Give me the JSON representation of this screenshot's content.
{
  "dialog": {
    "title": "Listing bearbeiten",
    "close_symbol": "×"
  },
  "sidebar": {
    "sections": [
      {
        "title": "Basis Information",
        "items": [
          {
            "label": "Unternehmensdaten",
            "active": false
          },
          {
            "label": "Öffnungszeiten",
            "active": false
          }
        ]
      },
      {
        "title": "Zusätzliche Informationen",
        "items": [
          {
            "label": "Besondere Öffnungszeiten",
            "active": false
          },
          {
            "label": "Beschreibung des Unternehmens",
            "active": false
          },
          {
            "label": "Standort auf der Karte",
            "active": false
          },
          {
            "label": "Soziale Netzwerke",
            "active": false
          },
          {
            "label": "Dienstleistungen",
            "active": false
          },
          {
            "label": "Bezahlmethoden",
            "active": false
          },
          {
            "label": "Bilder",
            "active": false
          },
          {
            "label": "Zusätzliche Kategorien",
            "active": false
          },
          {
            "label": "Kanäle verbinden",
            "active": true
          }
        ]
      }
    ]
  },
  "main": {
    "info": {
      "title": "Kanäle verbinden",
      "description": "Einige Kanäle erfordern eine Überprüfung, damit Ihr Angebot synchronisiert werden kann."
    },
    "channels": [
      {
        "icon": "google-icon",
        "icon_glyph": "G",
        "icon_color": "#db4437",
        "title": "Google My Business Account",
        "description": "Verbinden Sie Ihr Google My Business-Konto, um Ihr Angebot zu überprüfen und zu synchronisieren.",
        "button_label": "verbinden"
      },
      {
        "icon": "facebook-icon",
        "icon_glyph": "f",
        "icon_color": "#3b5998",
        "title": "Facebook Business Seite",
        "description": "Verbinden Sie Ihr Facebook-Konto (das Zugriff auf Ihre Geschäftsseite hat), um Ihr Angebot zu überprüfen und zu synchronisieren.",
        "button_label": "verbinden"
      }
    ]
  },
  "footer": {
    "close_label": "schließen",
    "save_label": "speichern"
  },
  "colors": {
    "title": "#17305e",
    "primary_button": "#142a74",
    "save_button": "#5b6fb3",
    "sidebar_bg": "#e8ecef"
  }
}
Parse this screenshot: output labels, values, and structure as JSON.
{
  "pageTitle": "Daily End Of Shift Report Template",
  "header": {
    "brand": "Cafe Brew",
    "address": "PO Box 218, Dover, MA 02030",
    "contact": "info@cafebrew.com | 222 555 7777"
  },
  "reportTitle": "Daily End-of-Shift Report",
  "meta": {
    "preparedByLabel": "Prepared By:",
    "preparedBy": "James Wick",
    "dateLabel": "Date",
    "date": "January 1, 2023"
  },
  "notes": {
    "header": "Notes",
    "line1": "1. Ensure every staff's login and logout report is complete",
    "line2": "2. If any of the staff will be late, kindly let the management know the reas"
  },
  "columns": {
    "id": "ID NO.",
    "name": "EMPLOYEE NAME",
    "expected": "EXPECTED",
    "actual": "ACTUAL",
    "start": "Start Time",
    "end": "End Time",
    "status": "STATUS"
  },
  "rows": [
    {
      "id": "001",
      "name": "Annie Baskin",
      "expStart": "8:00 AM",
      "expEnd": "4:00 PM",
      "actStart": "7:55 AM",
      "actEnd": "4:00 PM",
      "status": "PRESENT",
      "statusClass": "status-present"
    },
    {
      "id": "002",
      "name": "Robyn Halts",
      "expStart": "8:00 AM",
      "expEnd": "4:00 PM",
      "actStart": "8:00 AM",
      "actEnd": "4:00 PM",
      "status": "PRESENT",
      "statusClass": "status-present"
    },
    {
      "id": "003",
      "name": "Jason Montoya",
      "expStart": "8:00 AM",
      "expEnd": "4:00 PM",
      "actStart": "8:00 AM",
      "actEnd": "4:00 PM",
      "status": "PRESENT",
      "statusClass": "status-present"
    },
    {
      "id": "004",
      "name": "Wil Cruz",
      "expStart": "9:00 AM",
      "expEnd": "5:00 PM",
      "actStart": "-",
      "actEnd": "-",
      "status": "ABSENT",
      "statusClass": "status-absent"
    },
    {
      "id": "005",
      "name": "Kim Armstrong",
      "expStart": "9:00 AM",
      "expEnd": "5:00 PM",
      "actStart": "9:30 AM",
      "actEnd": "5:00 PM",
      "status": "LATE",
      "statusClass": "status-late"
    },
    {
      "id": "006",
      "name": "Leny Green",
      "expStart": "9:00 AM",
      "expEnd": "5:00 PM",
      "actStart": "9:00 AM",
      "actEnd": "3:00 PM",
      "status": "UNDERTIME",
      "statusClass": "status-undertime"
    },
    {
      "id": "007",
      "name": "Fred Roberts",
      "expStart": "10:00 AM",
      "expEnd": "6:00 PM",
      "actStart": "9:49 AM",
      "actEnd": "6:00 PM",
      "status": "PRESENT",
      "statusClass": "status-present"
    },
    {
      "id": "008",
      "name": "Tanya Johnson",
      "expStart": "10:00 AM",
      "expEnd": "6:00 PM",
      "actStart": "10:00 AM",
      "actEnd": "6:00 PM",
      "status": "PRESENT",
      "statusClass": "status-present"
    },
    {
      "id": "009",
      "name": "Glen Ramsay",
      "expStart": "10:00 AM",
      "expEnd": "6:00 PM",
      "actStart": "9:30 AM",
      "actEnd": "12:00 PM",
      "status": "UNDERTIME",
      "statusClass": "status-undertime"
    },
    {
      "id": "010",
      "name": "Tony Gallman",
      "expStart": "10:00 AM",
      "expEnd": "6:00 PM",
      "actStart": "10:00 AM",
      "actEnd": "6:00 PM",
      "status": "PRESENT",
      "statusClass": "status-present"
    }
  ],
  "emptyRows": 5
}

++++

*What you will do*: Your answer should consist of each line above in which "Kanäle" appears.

*Solution*:
            "label": "Kanäle verbinden",
      "title": "Kanäle verbinden",
      "description": "Einige Kanäle erfordern eine Überprüfung, damit Ihr Angebot synchronisiert werden kann."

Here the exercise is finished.